Buying lottery tickets has become an essential part of modern life, especially for people living on low incomes. In fact, many people consider purchasing a lottery ticket to be a low risk investment that can yield a good return on investment. This is despite the fact that the odds of winning are very low. However, if people buy tickets on a regular basis, they may be foregoing other investments that might provide them with better returns. These include saving for retirement or college tuition, which could yield much higher returns than the money they would earn from winning the lottery.

Lottery prizes vary widely and are often awarded in the form of cash. In addition, many states and municipalities use lotteries to award scholarships or grants. Lottery proceeds are also a major source of funding for many schools and educational institutions, particularly in the United States.

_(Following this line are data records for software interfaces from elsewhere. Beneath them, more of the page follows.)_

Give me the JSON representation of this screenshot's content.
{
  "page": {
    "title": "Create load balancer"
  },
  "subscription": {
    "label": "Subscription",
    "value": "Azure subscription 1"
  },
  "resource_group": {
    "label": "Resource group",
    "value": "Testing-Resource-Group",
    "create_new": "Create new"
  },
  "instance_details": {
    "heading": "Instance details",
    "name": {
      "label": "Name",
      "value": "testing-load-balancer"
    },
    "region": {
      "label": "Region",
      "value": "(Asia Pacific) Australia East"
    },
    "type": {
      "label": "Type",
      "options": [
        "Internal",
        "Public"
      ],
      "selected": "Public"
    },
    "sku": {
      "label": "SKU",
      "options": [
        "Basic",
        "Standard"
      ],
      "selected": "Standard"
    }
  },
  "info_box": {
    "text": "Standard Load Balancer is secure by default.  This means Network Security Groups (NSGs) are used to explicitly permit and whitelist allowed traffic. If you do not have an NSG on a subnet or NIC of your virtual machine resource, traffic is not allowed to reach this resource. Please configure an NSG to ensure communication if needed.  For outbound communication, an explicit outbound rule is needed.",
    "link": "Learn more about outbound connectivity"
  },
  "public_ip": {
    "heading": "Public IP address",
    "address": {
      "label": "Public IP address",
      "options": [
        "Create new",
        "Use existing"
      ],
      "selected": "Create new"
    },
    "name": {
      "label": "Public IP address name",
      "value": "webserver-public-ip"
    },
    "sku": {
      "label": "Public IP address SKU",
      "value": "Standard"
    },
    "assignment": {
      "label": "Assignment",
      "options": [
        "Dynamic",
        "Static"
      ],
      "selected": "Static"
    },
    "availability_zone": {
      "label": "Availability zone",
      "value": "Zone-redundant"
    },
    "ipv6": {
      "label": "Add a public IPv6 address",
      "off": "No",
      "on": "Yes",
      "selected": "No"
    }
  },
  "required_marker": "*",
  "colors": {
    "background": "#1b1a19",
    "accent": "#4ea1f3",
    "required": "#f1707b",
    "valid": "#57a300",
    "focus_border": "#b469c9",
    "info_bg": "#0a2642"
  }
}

Each state has its own rules for the distribution of lottery funds, but most base the awards on average daily attendance and full-time enrollment.

The term lottery is derived from the Latin word for “fate” or “chance.” In ancient Rome, lotteries were held at dinner parties as an amusement and were awarded to participants with various items of unequal value. These included items of clothing, silverware and even slaves. Benjamin Franklin organized a lottery in 1744 to raise money to purchase cannons for Philadelphia. This and other colonial lotteries played a crucial role in financing both public and private ventures.

The Age UK Weekly Lottery is an example of a public lottery that uses random number selection to determine a winner. Each player purchases a ticket, which contains a group of numbers between one and 59. The prize money is based on the percentage of these numbers that match those drawn. The prize can range from a single cash amount to multiple millions of pounds. The results are published every Wednesday and Saturday. If no winning numbers are found, the prize money rolls over to the next week or month. Lottery participants can check their numbers online by clicking on a county. This makes it easier for them to understand how their money is spent.